Regardless of where one stands on the issue of climate change, it is abundantly clear that the president is focusing on dubious solutions to his stated goal of bringing about a time when “the rise of the oceans began to slow.” The administration is talking out of both sides of its mouth on the necessity of greenhouse gas reduction, showing stunning hypocrisy in turning its back on the RFS while promoting other, more costly and less effective approaches to reduce CO2 emissions.

When I was in the Senate, we passed the RFS with wide bipartisan support in 2005—and it was signed into law by President George W. Bush—providing a clear timetable and set of targets in order to reduce our dependence on foreign oil and harness a fuel sector of homegrown, renewable alternatives. The RFS did this by requiring an increasing percentage of biofuels be blended into the fuel supply year after year through 2022, allowing time for the renewable fuel industry to mature.

By any standard, the RFS has been a success. Billions have been invested into the budding industry, which currently supports 850,000 well-paying jobs around the country. It has lowered gas prices by $1.09 per gallon, saving the average American household $1,200 on their gas bill. And it has helped reduce our foreign oil imports to the lowest level in 20 years.
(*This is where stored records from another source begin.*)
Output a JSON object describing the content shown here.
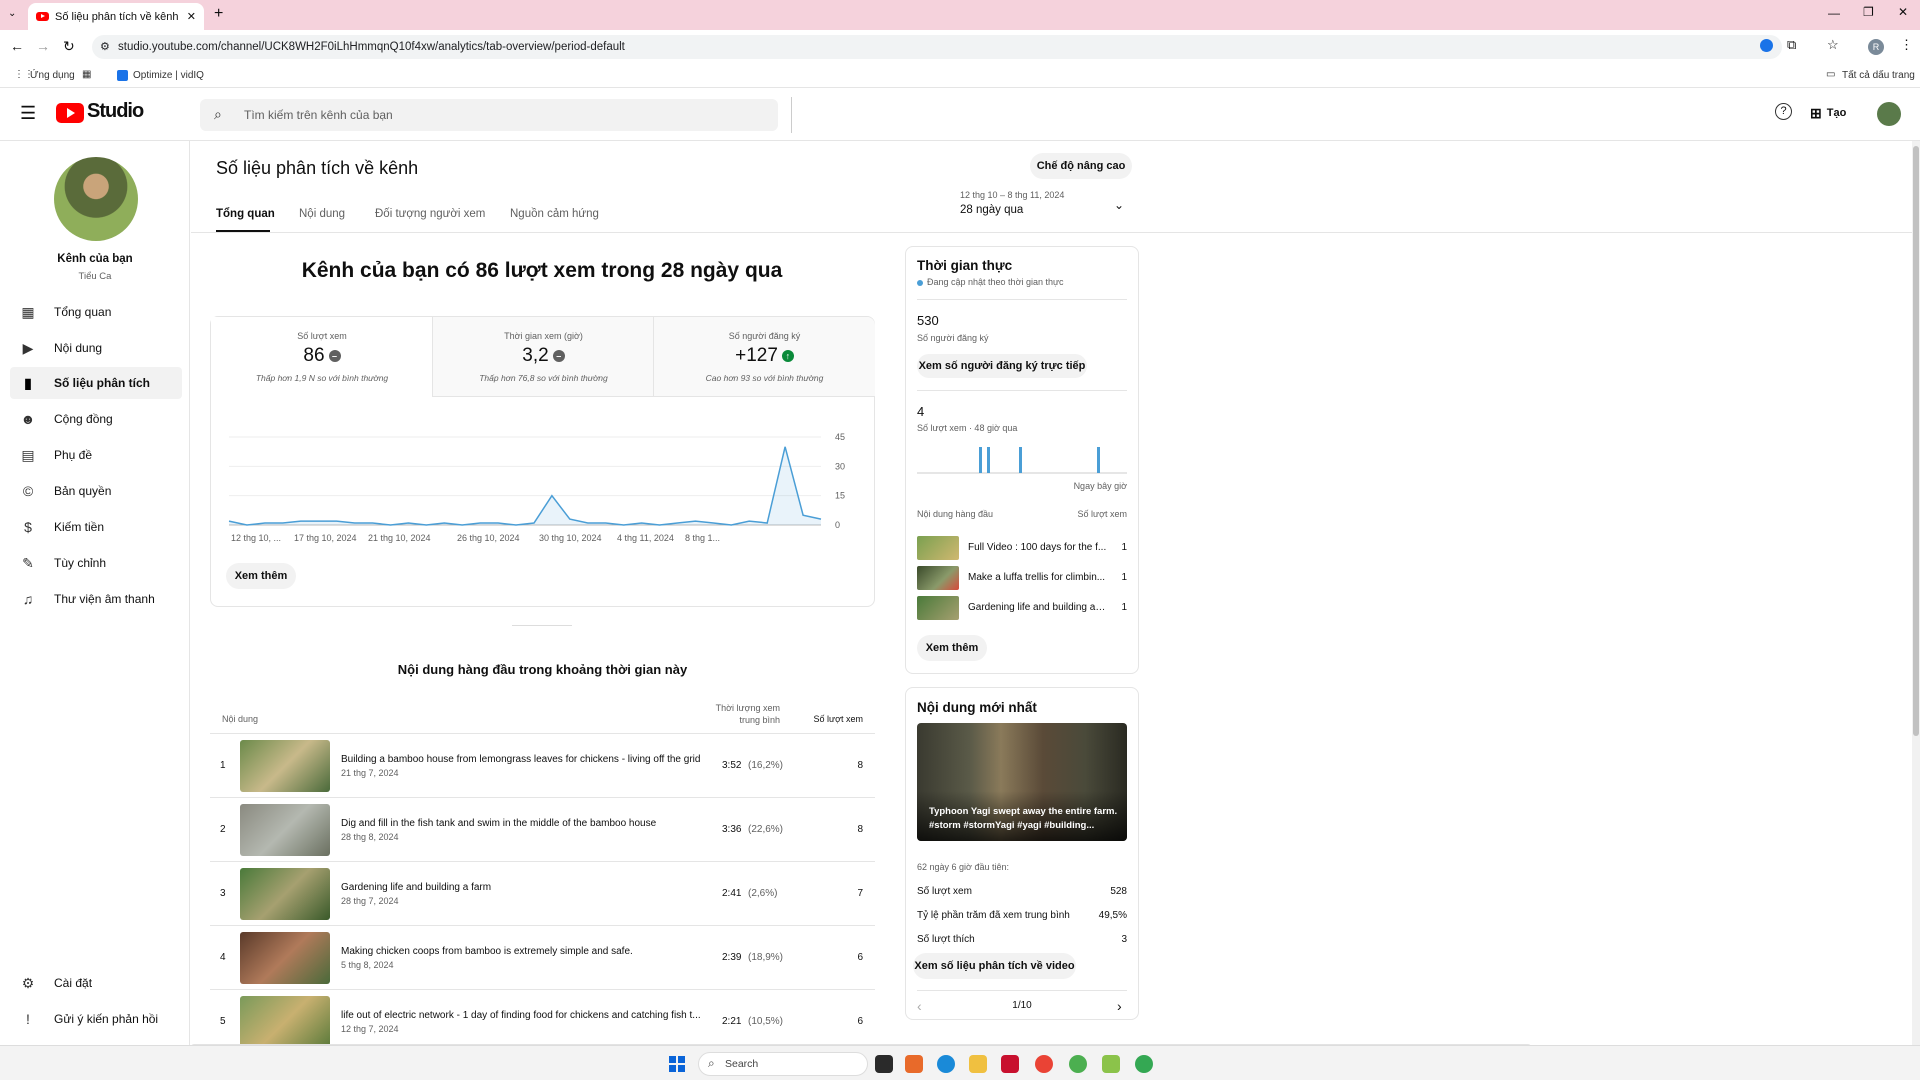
{
  "browser": {
    "tab_title": "Số liệu phân tích về kênh - You",
    "new_tab_symbol": "+",
    "url": "studio.youtube.com/channel/UCK8WH2F0iLhHmmqnQ10f4xw/analytics/tab-overview/period-default",
    "bookmarks": {
      "apps": "Ứng dụng",
      "vidiq": "Optimize | vidIQ",
      "all": "Tất cả dấu trang"
    },
    "profile_initial": "R"
  },
  "header": {
    "logo_text": "Studio",
    "search_placeholder": "Tìm kiếm trên kênh của bạn",
    "create_label": "Tạo"
  },
  "sidebar": {
    "channel_label": "Kênh của bạn",
    "channel_name": "Tiểu Ca",
    "items": [
      {
        "label": "Tổng quan",
        "icon": "dashboard-icon"
      },
      {
        "label": "Nội dung",
        "icon": "content-icon"
      },
      {
        "label": "Số liệu phân tích",
        "icon": "analytics-icon"
      },
      {
        "label": "Cộng đồng",
        "icon": "community-icon"
      },
      {
        "label": "Phụ đề",
        "icon": "subtitles-icon"
      },
      {
        "label": "Bản quyền",
        "icon": "copyright-icon"
      },
      {
        "label": "Kiếm tiền",
        "icon": "earn-icon"
      },
      {
        "label": "Tùy chỉnh",
        "icon": "customization-icon"
      },
      {
        "label": "Thư viện âm thanh",
        "icon": "audio-library-icon"
      }
    ],
    "settings": "Cài đặt",
    "feedback": "Gửi ý kiến phản hồi"
  },
  "page": {
    "title": "Số liệu phân tích về kênh",
    "advanced_mode": "Chế độ nâng cao",
    "tabs": [
      "Tổng quan",
      "Nội dung",
      "Đối tượng người xem",
      "Nguồn cảm hứng"
    ],
    "date_range": "12 thg 10 – 8 thg 11, 2024",
    "period": "28 ngày qua",
    "headline": "Kênh của bạn có 86 lượt xem trong 28 ngày qua"
  },
  "metrics": [
    {
      "label": "Số lượt xem",
      "value": "86",
      "note": "Thấp hơn 1,9 N so với bình thường",
      "status": "neutral"
    },
    {
      "label": "Thời gian xem (giờ)",
      "value": "3,2",
      "note": "Thấp hơn 76,8 so với bình thường",
      "status": "neutral"
    },
    {
      "label": "Số người đăng ký",
      "value": "+127",
      "note": "Cao hơn 93 so với bình thường",
      "status": "up"
    }
  ],
  "chart_data": {
    "type": "line",
    "x_tick_labels": [
      "12 thg 10, ...",
      "17 thg 10, 2024",
      "21 thg 10, 2024",
      "26 thg 10, 2024",
      "30 thg 10, 2024",
      "4 thg 11, 2024",
      "8 thg 1..."
    ],
    "y_ticks": [
      45,
      30,
      15,
      0
    ],
    "ylim": [
      0,
      45
    ],
    "series": [
      {
        "values": [
          2,
          0,
          1,
          1,
          2,
          2,
          2,
          1,
          1,
          0,
          1,
          0,
          1,
          0,
          1,
          1,
          0,
          1,
          15,
          3,
          1,
          1,
          0,
          1,
          0,
          1,
          2,
          1,
          0,
          2,
          1,
          40,
          5,
          3
        ]
      }
    ],
    "color": "#4a9ed6",
    "grid": true
  },
  "see_more": "Xem thêm",
  "top_content": {
    "title": "Nội dung hàng đầu trong khoảng thời gian này",
    "col_content": "Nội dung",
    "col_avg_duration_1": "Thời lượng xem",
    "col_avg_duration_2": "trung bình",
    "col_views": "Số lượt xem",
    "rows": [
      {
        "num": "1",
        "title": "Building a bamboo house from lemongrass leaves for chickens - living off the grid",
        "date": "21 thg 7, 2024",
        "dur": "3:52",
        "pct": "(16,2%)",
        "views": "8"
      },
      {
        "num": "2",
        "title": "Dig and fill in the fish tank and swim in the middle of the bamboo house",
        "date": "28 thg 8, 2024",
        "dur": "3:36",
        "pct": "(22,6%)",
        "views": "8"
      },
      {
        "num": "3",
        "title": "Gardening life and building a farm",
        "date": "28 thg 7, 2024",
        "dur": "2:41",
        "pct": "(2,6%)",
        "views": "7"
      },
      {
        "num": "4",
        "title": "Making chicken coops from bamboo is extremely simple and safe.",
        "date": "5 thg 8, 2024",
        "dur": "2:39",
        "pct": "(18,9%)",
        "views": "6"
      },
      {
        "num": "5",
        "title": "life out of electric network - 1 day of finding food for chickens and catching fish t...",
        "date": "12 thg 7, 2024",
        "dur": "2:21",
        "pct": "(10,5%)",
        "views": "6"
      }
    ]
  },
  "realtime": {
    "title": "Thời gian thực",
    "live_note": "Đang cập nhật theo thời gian thực",
    "subs_value": "530",
    "subs_label": "Số người đăng ký",
    "live_subs_button": "Xem số người đăng ký trực tiếp",
    "views_value": "4",
    "views_label": "Số lượt xem · 48 giờ qua",
    "now_label": "Ngay bây giờ",
    "bars": [
      1,
      1,
      1,
      1
    ],
    "top_label": "Nội dung hàng đầu",
    "views_col": "Số lượt xem",
    "items": [
      {
        "title": "Full Video : 100 days for the f...",
        "views": "1"
      },
      {
        "title": "Make a luffa trellis for climbin...",
        "views": "1"
      },
      {
        "title": "Gardening life and building a f...",
        "views": "1"
      }
    ],
    "see_more": "Xem thêm"
  },
  "latest": {
    "title": "Nội dung mới nhất",
    "video_caption": "Typhoon Yagi swept away the entire farm. #storm #stormYagi #yagi #building...",
    "since": "62 ngày 6 giờ đầu tiên:",
    "stats": [
      {
        "label": "Số lượt xem",
        "value": "528"
      },
      {
        "label": "Tỷ lệ phần trăm đã xem trung bình",
        "value": "49,5%"
      },
      {
        "label": "Số lượt thích",
        "value": "3"
      }
    ],
    "button": "Xem số liệu phân tích về video",
    "pager": "1/10"
  },
  "taskbar": {
    "search": "Search"
  }
}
As for the environmental impact, this year was the RFS’s ten year anniversary. In that time, the RFS has reduced transportation-related carbon emissions by over 589 million metric tons, or the equivalent of removing more than 124 million cars off of the road.

When Barack Obama was running for president in 2008, he spoke to a group of governors at a climate conference in Los Angeles and pledged, “When I am president, any governor who’s willing to promote clean energy will have a partner in the White House. Any company that’s willing to invest in clean energy will have an ally in Washington.” These allies seem to be companies in the business of solar, because, for the last two years, the EPA has been rolling back this successful policy to the detriment of investors who have contributed billions to the renewable fuels industry.
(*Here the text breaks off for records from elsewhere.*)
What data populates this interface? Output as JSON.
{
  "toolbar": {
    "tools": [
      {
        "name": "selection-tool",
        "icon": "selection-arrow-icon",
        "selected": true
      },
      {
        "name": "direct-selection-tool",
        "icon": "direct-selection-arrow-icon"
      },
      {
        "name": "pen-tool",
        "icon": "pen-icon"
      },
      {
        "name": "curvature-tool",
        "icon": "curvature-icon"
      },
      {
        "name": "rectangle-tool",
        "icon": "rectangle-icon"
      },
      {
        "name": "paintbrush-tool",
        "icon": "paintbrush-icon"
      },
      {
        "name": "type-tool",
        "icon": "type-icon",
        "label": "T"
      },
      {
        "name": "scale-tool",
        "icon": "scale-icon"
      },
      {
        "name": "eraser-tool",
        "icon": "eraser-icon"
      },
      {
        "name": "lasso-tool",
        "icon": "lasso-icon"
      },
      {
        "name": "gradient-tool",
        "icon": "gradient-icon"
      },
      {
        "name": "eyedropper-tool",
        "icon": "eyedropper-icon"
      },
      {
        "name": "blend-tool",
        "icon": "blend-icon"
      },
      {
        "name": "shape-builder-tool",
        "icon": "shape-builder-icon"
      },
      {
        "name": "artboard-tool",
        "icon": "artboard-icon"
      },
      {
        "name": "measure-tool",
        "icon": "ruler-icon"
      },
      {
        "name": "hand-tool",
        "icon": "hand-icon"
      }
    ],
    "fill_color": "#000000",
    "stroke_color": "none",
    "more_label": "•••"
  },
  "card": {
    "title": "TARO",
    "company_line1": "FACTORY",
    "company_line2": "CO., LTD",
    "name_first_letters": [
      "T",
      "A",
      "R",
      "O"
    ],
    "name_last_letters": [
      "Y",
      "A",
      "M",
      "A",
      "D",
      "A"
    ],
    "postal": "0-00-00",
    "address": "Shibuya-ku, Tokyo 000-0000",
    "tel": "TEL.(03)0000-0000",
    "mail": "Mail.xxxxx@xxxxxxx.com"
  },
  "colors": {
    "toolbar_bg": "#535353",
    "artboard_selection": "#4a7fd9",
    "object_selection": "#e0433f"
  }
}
After nearly three years of delays, it took a federal court order to force EPA to finalize this year’s rule. In May, the EPA released its new proposal, substantially lowering the amount of biofuel that’s required to be blended into American gasoline and adding a new loophole in the law that would allow oil companies to control how much renewable fuel is blended from year to year. If this is the plan finalized on November 30, the EPA will be responsible for the carbon equivalent of adding 7.3 million cars to the road in 2015 alone. Not only would this be a giant step backward, it would fly in the face of the law’s intent.

The RFS is sound policy on many levels, from job creation to reduced dependence on foreign oil. It has also been uniquely successful in delivering these benefits while also achieving the stated goal of Obama: cleaner energy production. The policy solutions he is proposing in Paris will be costly and unlikely to deliver the result he seeks. Setting that aside, it would make sense for the president to, at a minimum, advance the policy goals of the RFS and add ethanol production to the agenda in Paris — at least then he’d be supporting a broadly successful policy, instead of more job killing regulations. The first step for Obama to achieve his goal of cleaner energy production can happen here at home, starting with him directing the EPA to stick to the Renewable Fuel Standard as it was written into law.